**EXERCISE**
Please copy every record below exactly and leave out the pictures.
- - - -
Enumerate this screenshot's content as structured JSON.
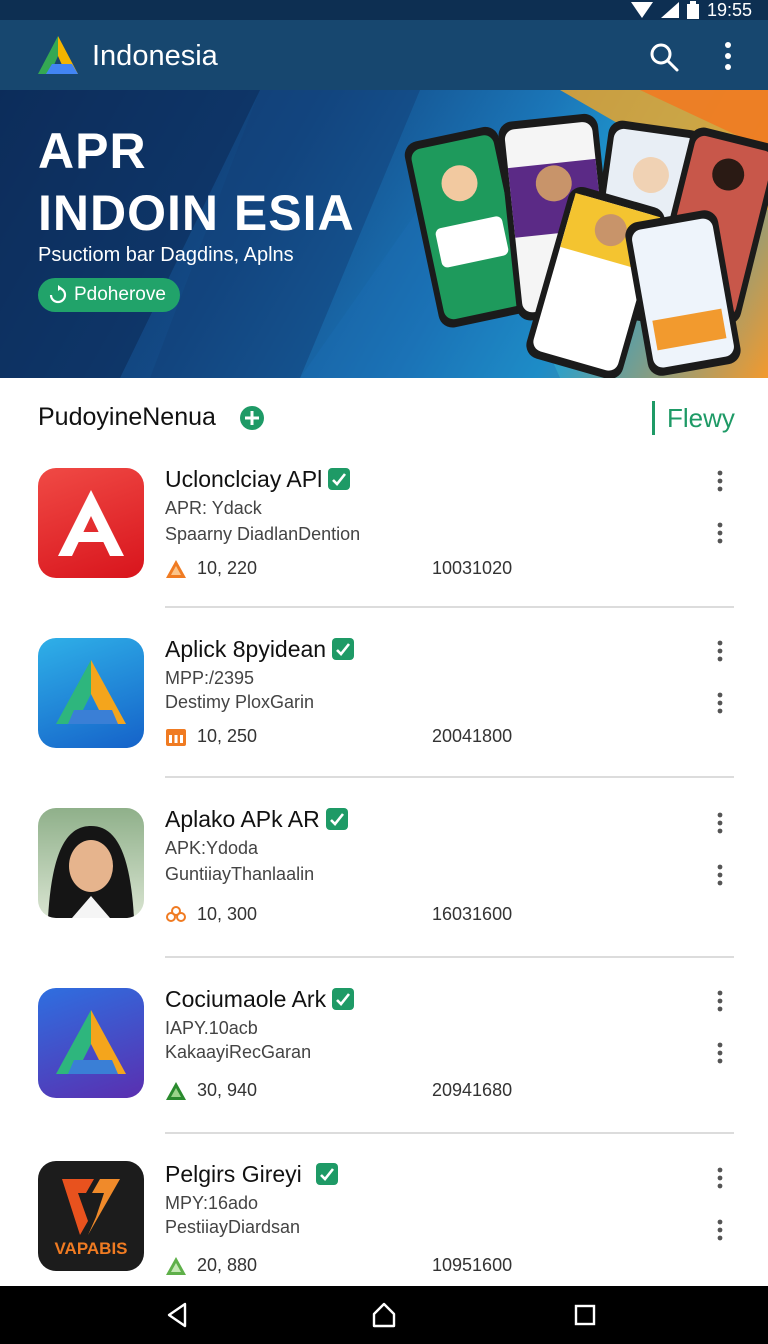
{
  "status_bar": {
    "time": "19:55"
  },
  "app_bar": {
    "title": "Indonesia",
    "icons": [
      "search-icon",
      "more-vert-icon"
    ]
  },
  "hero": {
    "title_line1": "APR",
    "title_line2": "INDOIN ESIA",
    "subtitle": "Psuctiom bar Dagdins, Aplns",
    "chip_label": "Pdoherove",
    "chip_icon": "refresh-icon"
  },
  "section": {
    "title": "PudoyineNenua",
    "link": "Flewy"
  },
  "apps": [
    {
      "name": "Uclonclciay APl",
      "sub1": "APR: Ydack",
      "sub2": "Spaarny DiadlanDention",
      "rating": "10, 220",
      "downloads": "10031020",
      "icon": "red-a-logo-icon",
      "rating_icon": "orange-triangle-icon"
    },
    {
      "name": "Aplick 8pyidean",
      "sub1": "MPP:/2395",
      "sub2": "Destimy PloxGarin",
      "rating": "10, 250",
      "downloads": "20041800",
      "icon": "blue-a-logo-icon",
      "rating_icon": "orange-store-icon"
    },
    {
      "name": "Aplako APk AR",
      "sub1": "APK:Ydoda",
      "sub2": "GuntiiayThanlaalin",
      "rating": "10, 300",
      "downloads": "16031600",
      "icon": "person-photo-icon",
      "rating_icon": "orange-flower-icon"
    },
    {
      "name": "Cociumaole Ark",
      "sub1": "IAPY.10acb",
      "sub2": "KakaayiRecGaran",
      "rating": "30, 940",
      "downloads": "20941680",
      "icon": "purple-a-logo-icon",
      "rating_icon": "green-triangle-icon"
    },
    {
      "name": "Pelgirs Gireyi",
      "sub1": "MPY:16ado",
      "sub2": "PestiiayDiardsan",
      "rating": "20, 880",
      "downloads": "10951600",
      "icon": "vapabis-logo-icon",
      "rating_icon": "green-triangle-icon"
    }
  ],
  "vapabis_text": "VAPABIS",
  "colors": {
    "app_bar": "#17476f",
    "status_bar": "#0d2f52",
    "accent_green": "#1e9a66"
  }
}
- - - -
**WRITTEN REPLY**
Enumerate this screenshot's content as structured JSON.
{
  "status_bar": {
    "time": "19:55"
  },
  "app_bar": {
    "title": "Indonesia",
    "icons": [
      "search-icon",
      "more-vert-icon"
    ]
  },
  "hero": {
    "title_line1": "APR",
    "title_line2": "INDOIN ESIA",
    "subtitle": "Psuctiom bar Dagdins, Aplns",
    "chip_label": "Pdoherove",
    "chip_icon": "refresh-icon"
  },
  "section": {
    "title": "PudoyineNenua",
    "link": "Flewy"
  },
  "apps": [
    {
      "name": "Uclonclciay APl",
      "sub1": "APR: Ydack",
      "sub2": "Spaarny DiadlanDention",
      "rating": "10, 220",
      "downloads": "10031020",
      "icon": "red-a-logo-icon",
      "rating_icon": "orange-triangle-icon"
    },
    {
      "name": "Aplick 8pyidean",
      "sub1": "MPP:/2395",
      "sub2": "Destimy PloxGarin",
      "rating": "10, 250",
      "downloads": "20041800",
      "icon": "blue-a-logo-icon",
      "rating_icon": "orange-store-icon"
    },
    {
      "name": "Aplako APk AR",
      "sub1": "APK:Ydoda",
      "sub2": "GuntiiayThanlaalin",
      "rating": "10, 300",
      "downloads": "16031600",
      "icon": "person-photo-icon",
      "rating_icon": "orange-flower-icon"
    },
    {
      "name": "Cociumaole Ark",
      "sub1": "IAPY.10acb",
      "sub2": "KakaayiRecGaran",
      "rating": "30, 940",
      "downloads": "20941680",
      "icon": "purple-a-logo-icon",
      "rating_icon": "green-triangle-icon"
    },
    {
      "name": "Pelgirs Gireyi",
      "sub1": "MPY:16ado",
      "sub2": "PestiiayDiardsan",
      "rating": "20, 880",
      "downloads": "10951600",
      "icon": "vapabis-logo-icon",
      "rating_icon": "green-triangle-icon"
    }
  ],
  "vapabis_text": "VAPABIS",
  "colors": {
    "app_bar": "#17476f",
    "status_bar": "#0d2f52",
    "accent_green": "#1e9a66"
  }
}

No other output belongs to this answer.